**DIRECTIONS FOR THIS TASK:**
Output each entry below as it stands, leaving out every picture.
=-=-=
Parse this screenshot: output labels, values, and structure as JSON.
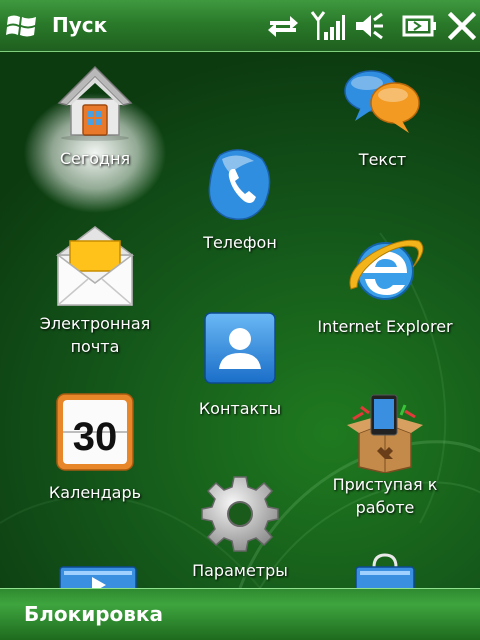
{
  "header": {
    "title": "Пуск",
    "start_icon": "windows-flag-icon",
    "status_icons": [
      "connectivity-arrows-icon",
      "signal-strength-icon",
      "speaker-mute-icon",
      "battery-icon",
      "close-icon"
    ]
  },
  "tiles": {
    "today": {
      "label": "Сегодня",
      "icon": "home-icon"
    },
    "text": {
      "label": "Текст",
      "icon": "speech-bubbles-icon"
    },
    "phone": {
      "label": "Телефон",
      "icon": "phone-icon"
    },
    "email": {
      "label": "Электронная\nпочта",
      "icon": "envelope-icon"
    },
    "ie": {
      "label": "Internet Explorer",
      "icon": "internet-explorer-icon"
    },
    "contacts": {
      "label": "Контакты",
      "icon": "contacts-icon"
    },
    "calendar": {
      "label": "Календарь",
      "icon": "calendar-icon",
      "day": "30"
    },
    "getting_started": {
      "label": "Приступая к\nработе",
      "icon": "getting-started-box-icon"
    },
    "settings": {
      "label": "Параметры",
      "icon": "gear-icon"
    }
  },
  "footer": {
    "softkey_label": "Блокировка"
  },
  "colors": {
    "accent": "#2a7a2a",
    "background": "#14561a"
  }
}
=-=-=
**RESPONSE FOR THIS EXERCISE:**
Parse this screenshot: output labels, values, and structure as JSON.
{
  "header": {
    "title": "Пуск",
    "start_icon": "windows-flag-icon",
    "status_icons": [
      "connectivity-arrows-icon",
      "signal-strength-icon",
      "speaker-mute-icon",
      "battery-icon",
      "close-icon"
    ]
  },
  "tiles": {
    "today": {
      "label": "Сегодня",
      "icon": "home-icon"
    },
    "text": {
      "label": "Текст",
      "icon": "speech-bubbles-icon"
    },
    "phone": {
      "label": "Телефон",
      "icon": "phone-icon"
    },
    "email": {
      "label": "Электронная\nпочта",
      "icon": "envelope-icon"
    },
    "ie": {
      "label": "Internet Explorer",
      "icon": "internet-explorer-icon"
    },
    "contacts": {
      "label": "Контакты",
      "icon": "contacts-icon"
    },
    "calendar": {
      "label": "Календарь",
      "icon": "calendar-icon",
      "day": "30"
    },
    "getting_started": {
      "label": "Приступая к\nработе",
      "icon": "getting-started-box-icon"
    },
    "settings": {
      "label": "Параметры",
      "icon": "gear-icon"
    }
  },
  "footer": {
    "softkey_label": "Блокировка"
  },
  "colors": {
    "accent": "#2a7a2a",
    "background": "#14561a"
  }
}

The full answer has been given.